But he didn’t set me free. In fact, with the melody he was humming - he gave me the first step in my new life. The next day, I couldn’t get it out of my head. Sometimes dreams get lost in a fog, but not this one. It stuck with me all day. After work, all I could think about was getting home to the piano to plunk out the tune. It took me awhile, since I never really played the piano by ear. I had taught myself how to read music and play when I was 11, but never tried to play something original. But, I persisted until I found it. I remember how satisfying it was. In that moment, I realized that I must fulfill Brian’s attention and dedication by upending my acting career to focus on composing songs. Something I never thought in a million years I would ever do. From that moment, I began to write songs that recognized life’s basic challenges and provided a path to move on – just as he had for me. Creating the vision rather than acting out other’s ideas.

That melody became “Cautiously Optimistic,” my very first song!

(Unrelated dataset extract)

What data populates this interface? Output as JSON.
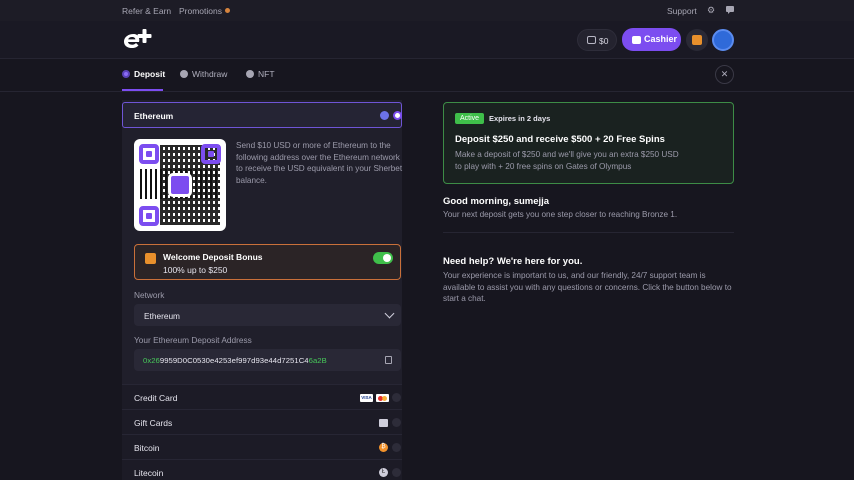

Looking back at that walk, I realized I found more than inspiration - I found purpose and it was much, much more than just a dream. It was Brian’s last gift.

If you have ever had a life changing moment (or moments!), I would love to hear about them. Comment below and let’s continue to inspire and support each other.